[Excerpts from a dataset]
┄┄┄┄┄┄┄┄┄┄

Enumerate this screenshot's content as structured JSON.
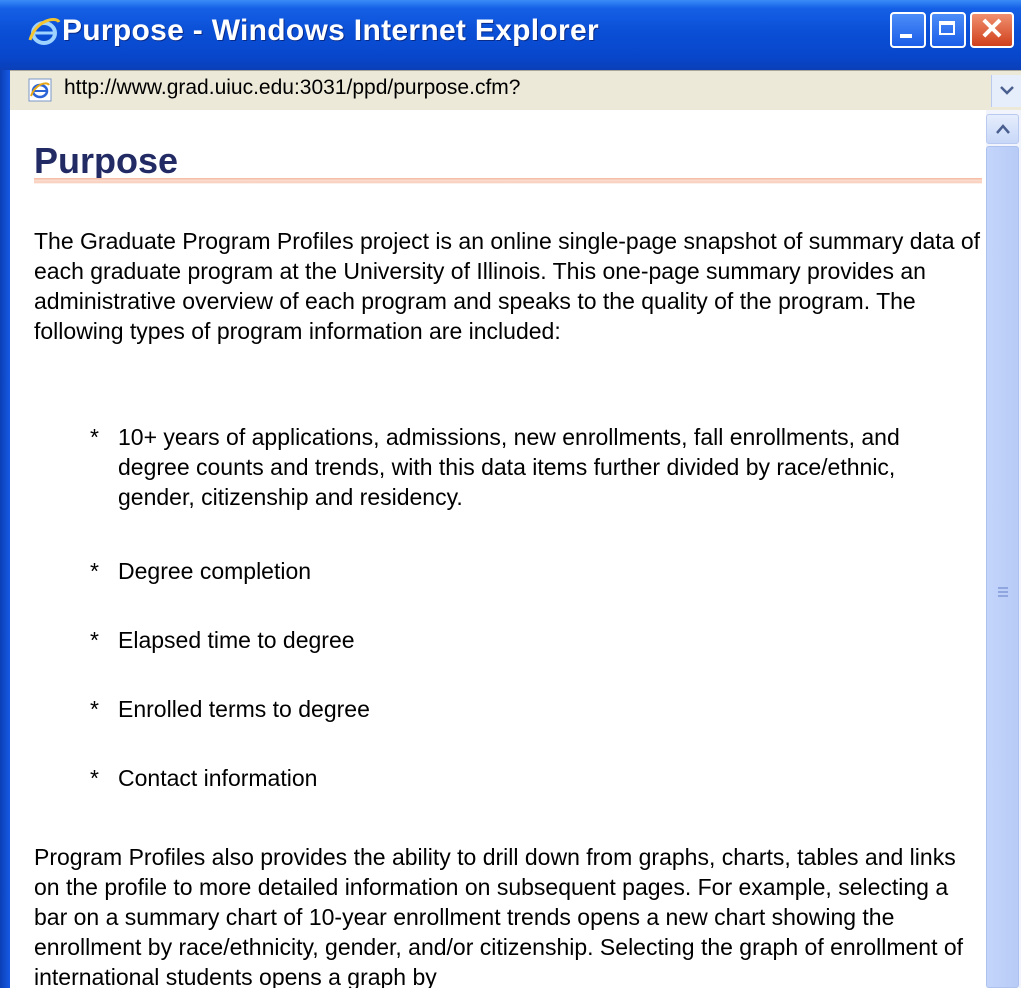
{
  "window": {
    "title": "Purpose - Windows Internet Explorer",
    "icon": "ie-logo-icon",
    "controls": [
      "minimize-icon",
      "maximize-icon",
      "close-icon"
    ]
  },
  "addressbar": {
    "url": "http://www.grad.uiuc.edu:3031/ppd/purpose.cfm?",
    "icon": "ie-page-icon"
  },
  "page": {
    "title": "Purpose",
    "intro": "The Graduate Program Profiles project is an online single-page snapshot of summary data of each graduate program at the University of Illinois. This one-page summary provides an administrative overview of each program and speaks to the quality of the program. The following types of program information are included:",
    "bullet_marker": "*",
    "bullets": [
      "10+ years of applications, admissions, new enrollments, fall enrollments, and degree counts and trends, with this data items further divided by race/ethnic, gender, citizenship and residency.",
      "Degree completion",
      "Elapsed time to degree",
      "Enrolled terms to degree",
      "Contact information"
    ],
    "drilldown": "Program Profiles also provides the ability to drill down from graphs, charts, tables and links on the profile to more detailed information on subsequent pages. For example, selecting a bar on a summary chart of 10-year enrollment trends opens a new chart showing the enrollment by race/ethnicity, gender, and/or citizenship. Selecting the graph of enrollment of international students opens a graph by"
  },
  "colors": {
    "title_text": "#232b64",
    "title_rule": "#f5b79c",
    "titlebar": "#0a4fd6",
    "close_button": "#d0401c"
  }
}
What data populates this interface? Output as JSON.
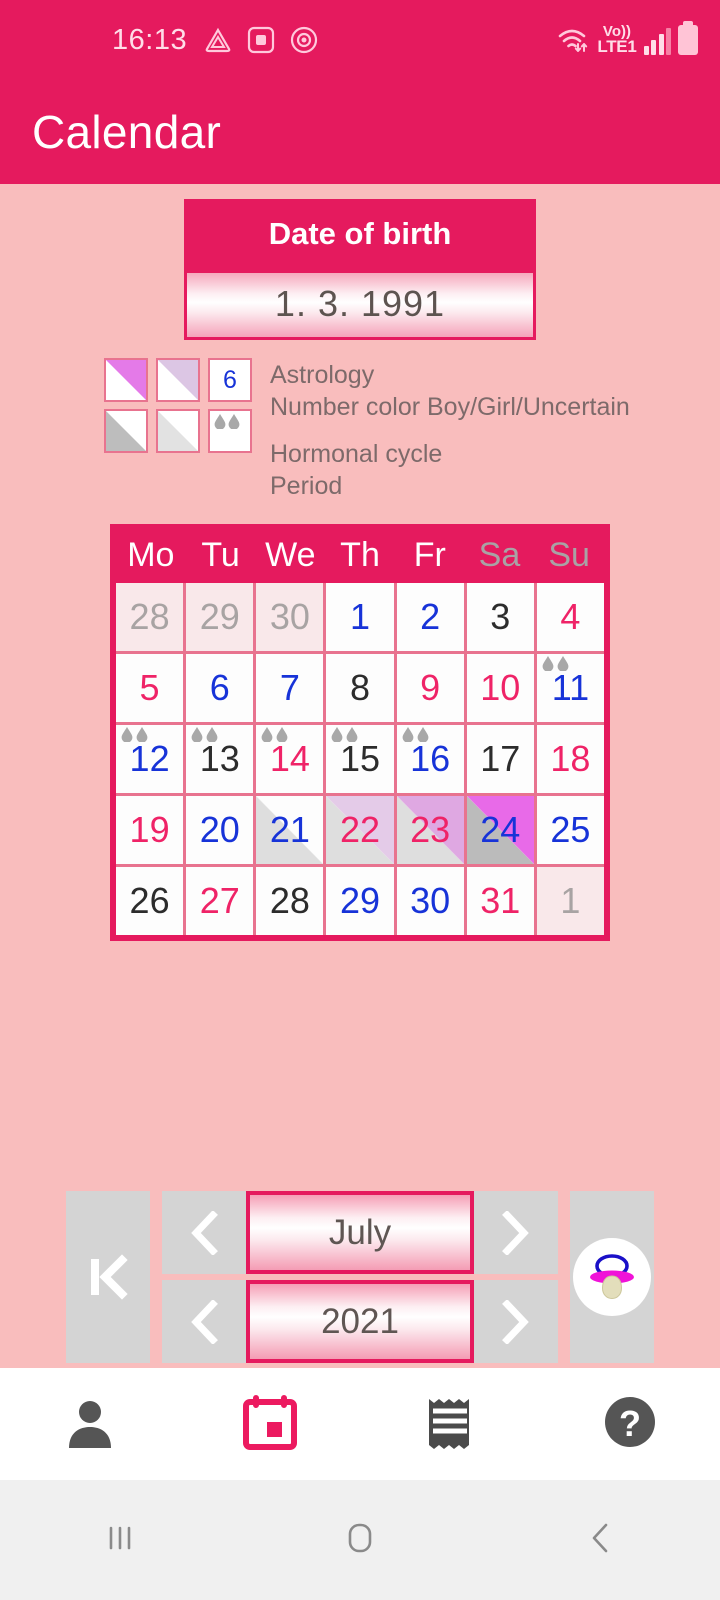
{
  "status_bar": {
    "time": "16:13",
    "network_label_top": "Vo))",
    "network_label_bottom": "LTE1",
    "icons": [
      "triangle-app-icon",
      "screenshot-icon",
      "record-icon",
      "wifi-icon",
      "signal-icon",
      "battery-icon"
    ]
  },
  "header": {
    "title": "Calendar"
  },
  "dob": {
    "label": "Date of birth",
    "value": "1. 3. 1991"
  },
  "legend": {
    "astrology_title": "Astrology",
    "astrology_sub": "Number color Boy/Girl/Uncertain",
    "hormonal_title": "Hormonal cycle",
    "period_title": "Period",
    "sample_number": "6"
  },
  "calendar": {
    "weekdays": [
      "Mo",
      "Tu",
      "We",
      "Th",
      "Fr",
      "Sa",
      "Su"
    ],
    "weekend_index": [
      5,
      6
    ],
    "month": "July",
    "year": "2021",
    "weeks": [
      [
        {
          "d": "28",
          "color": "gray",
          "outside": true
        },
        {
          "d": "29",
          "color": "gray",
          "outside": true
        },
        {
          "d": "30",
          "color": "gray",
          "outside": true
        },
        {
          "d": "1",
          "color": "blue"
        },
        {
          "d": "2",
          "color": "blue"
        },
        {
          "d": "3",
          "color": "black"
        },
        {
          "d": "4",
          "color": "pink"
        }
      ],
      [
        {
          "d": "5",
          "color": "pink"
        },
        {
          "d": "6",
          "color": "blue"
        },
        {
          "d": "7",
          "color": "blue"
        },
        {
          "d": "8",
          "color": "black"
        },
        {
          "d": "9",
          "color": "pink"
        },
        {
          "d": "10",
          "color": "pink"
        },
        {
          "d": "11",
          "color": "blue",
          "period": true
        }
      ],
      [
        {
          "d": "12",
          "color": "blue",
          "period": true
        },
        {
          "d": "13",
          "color": "black",
          "period": true
        },
        {
          "d": "14",
          "color": "pink",
          "period": true
        },
        {
          "d": "15",
          "color": "black",
          "period": true
        },
        {
          "d": "16",
          "color": "blue",
          "period": true
        },
        {
          "d": "17",
          "color": "black"
        },
        {
          "d": "18",
          "color": "pink"
        }
      ],
      [
        {
          "d": "19",
          "color": "pink"
        },
        {
          "d": "20",
          "color": "blue"
        },
        {
          "d": "21",
          "color": "blue",
          "hormonal": "weak",
          "astro": "none"
        },
        {
          "d": "22",
          "color": "pink",
          "hormonal": "weak",
          "astro": "weak"
        },
        {
          "d": "23",
          "color": "pink",
          "hormonal": "weak",
          "astro": "mid"
        },
        {
          "d": "24",
          "color": "blue",
          "hormonal": "strong",
          "astro": "strong"
        },
        {
          "d": "25",
          "color": "blue"
        }
      ],
      [
        {
          "d": "26",
          "color": "black"
        },
        {
          "d": "27",
          "color": "pink"
        },
        {
          "d": "28",
          "color": "black"
        },
        {
          "d": "29",
          "color": "blue"
        },
        {
          "d": "30",
          "color": "blue"
        },
        {
          "d": "31",
          "color": "pink"
        },
        {
          "d": "1",
          "color": "gray",
          "outside": true
        }
      ]
    ]
  },
  "nav_controls": {
    "first_label": "go-to-first",
    "prev_month": "‹",
    "next_month": "›",
    "prev_year": "‹",
    "next_year": "›",
    "baby_label": "pacifier"
  },
  "tabbar": {
    "items": [
      {
        "name": "profile",
        "icon": "person-icon",
        "active": false
      },
      {
        "name": "calendar",
        "icon": "calendar-icon",
        "active": true
      },
      {
        "name": "list",
        "icon": "receipt-icon",
        "active": false
      },
      {
        "name": "help",
        "icon": "question-mark-icon",
        "active": false
      }
    ]
  },
  "android_nav": {
    "recents": "recents-icon",
    "home": "home-icon",
    "back": "back-icon"
  },
  "colors": {
    "accent": "#e51a5e",
    "background": "#f9bdbd",
    "blue": "#1733d8",
    "pink": "#ef2367",
    "black": "#2c2c2c",
    "gray": "#a8a3a3",
    "astrology": "#e86ae8",
    "hormonal": "#bbbbbb"
  }
}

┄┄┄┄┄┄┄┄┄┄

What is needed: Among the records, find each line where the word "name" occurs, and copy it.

Solution to this exercise:
        "name": "profile",
        "name": "calendar",
        "name": "list",
        "name": "help",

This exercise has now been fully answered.